The letter has been signed by 28,000 people, according to the Women Against State Pension Inequality (Waspi) campaign, with signatures having been gathered from supporters via change.org.

The letter from the Waspi campaigners says “the Commons must urgently have the opportunity to debate and vote” on compensation proposals.

The 1995 Pensions Act and subsequent legislation raised the state pension age for women born on or after April 6 1950.

The ombudsman has asked Parliament to identify a mechanism for providing appropriate remedy for those who have suffered injustice.

The report issued last week said: “We think this will provide the quickest route to remedy for those who have suffered injustice because of DWP’s maladministration.”

Angela Madden
Waspi chairwoman Angela Madden said the Government makes time for the necessary debates and votes in the Commons (Victoria Jones/PA)

Waspi chairwoman Angela Madden said: “The Secretary of State now says this matter is so complex, he needs yet more months and years of head scratching to sort it out.  He has made much of the report being 100 pages long as if he were being asked to digest War and Peace.

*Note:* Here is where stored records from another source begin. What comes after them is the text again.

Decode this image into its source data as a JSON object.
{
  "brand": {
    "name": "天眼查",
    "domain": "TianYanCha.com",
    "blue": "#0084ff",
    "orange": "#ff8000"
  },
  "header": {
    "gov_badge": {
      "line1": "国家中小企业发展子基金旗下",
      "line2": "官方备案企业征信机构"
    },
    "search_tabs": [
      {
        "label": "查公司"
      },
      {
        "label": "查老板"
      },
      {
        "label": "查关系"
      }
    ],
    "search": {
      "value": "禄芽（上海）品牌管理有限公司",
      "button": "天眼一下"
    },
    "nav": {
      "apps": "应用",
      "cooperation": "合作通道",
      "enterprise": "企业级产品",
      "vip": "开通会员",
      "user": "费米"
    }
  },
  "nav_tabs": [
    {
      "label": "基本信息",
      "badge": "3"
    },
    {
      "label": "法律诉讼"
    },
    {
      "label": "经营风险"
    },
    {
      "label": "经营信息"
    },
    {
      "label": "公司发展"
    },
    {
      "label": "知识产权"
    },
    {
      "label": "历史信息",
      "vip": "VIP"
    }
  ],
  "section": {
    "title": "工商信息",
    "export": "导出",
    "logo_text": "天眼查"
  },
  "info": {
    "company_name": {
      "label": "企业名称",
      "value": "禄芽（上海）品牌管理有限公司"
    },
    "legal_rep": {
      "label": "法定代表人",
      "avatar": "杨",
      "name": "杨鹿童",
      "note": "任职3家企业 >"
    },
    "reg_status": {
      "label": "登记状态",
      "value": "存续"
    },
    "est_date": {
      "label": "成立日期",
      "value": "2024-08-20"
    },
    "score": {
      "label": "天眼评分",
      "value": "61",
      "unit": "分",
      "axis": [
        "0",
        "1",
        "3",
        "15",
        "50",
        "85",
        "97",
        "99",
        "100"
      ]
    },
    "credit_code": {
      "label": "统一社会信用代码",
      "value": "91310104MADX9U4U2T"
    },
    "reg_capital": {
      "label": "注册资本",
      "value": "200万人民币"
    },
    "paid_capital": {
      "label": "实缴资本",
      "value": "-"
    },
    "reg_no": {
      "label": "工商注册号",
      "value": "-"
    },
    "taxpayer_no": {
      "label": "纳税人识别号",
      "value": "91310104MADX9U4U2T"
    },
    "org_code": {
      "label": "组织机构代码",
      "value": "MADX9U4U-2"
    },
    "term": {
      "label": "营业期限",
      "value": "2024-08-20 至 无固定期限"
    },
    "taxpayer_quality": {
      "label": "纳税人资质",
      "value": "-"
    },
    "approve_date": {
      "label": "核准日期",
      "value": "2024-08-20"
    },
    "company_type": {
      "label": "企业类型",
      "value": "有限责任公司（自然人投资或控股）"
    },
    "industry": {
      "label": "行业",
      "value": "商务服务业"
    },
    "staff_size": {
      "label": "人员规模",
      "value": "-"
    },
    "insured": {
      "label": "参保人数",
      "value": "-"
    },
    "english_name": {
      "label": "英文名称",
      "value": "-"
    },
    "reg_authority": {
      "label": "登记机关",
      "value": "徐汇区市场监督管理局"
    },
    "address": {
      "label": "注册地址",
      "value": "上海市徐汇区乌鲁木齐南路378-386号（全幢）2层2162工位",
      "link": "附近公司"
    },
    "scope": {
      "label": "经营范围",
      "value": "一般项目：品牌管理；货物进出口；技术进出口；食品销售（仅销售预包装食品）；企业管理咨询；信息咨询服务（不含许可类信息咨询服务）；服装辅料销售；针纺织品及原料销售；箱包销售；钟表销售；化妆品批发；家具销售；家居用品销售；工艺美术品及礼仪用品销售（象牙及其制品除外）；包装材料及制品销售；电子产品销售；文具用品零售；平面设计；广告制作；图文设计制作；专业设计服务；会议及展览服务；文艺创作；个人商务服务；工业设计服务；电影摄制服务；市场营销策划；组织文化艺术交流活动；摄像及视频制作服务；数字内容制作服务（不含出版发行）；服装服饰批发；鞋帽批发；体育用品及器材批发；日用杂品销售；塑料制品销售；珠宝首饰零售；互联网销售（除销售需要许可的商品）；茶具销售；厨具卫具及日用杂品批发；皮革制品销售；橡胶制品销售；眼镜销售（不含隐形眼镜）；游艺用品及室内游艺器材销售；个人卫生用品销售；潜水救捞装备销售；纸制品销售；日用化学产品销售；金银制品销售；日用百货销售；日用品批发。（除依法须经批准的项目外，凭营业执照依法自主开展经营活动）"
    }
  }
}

“The fact it is has taken five years for the ombudsman to produce his conclusions is a pretty perverse reason to say more delay is now justified.”

She added: “The Commons must get a debate and vote on compensation as soon as possible after Easter.”

Speaking to broadcasters over the weekend, Chancellor Jeremy Hunt denied pushing the decision aside for a future administration to deal with.

He said the issue is “genuinely more complicated” than others in which compensation has been promised.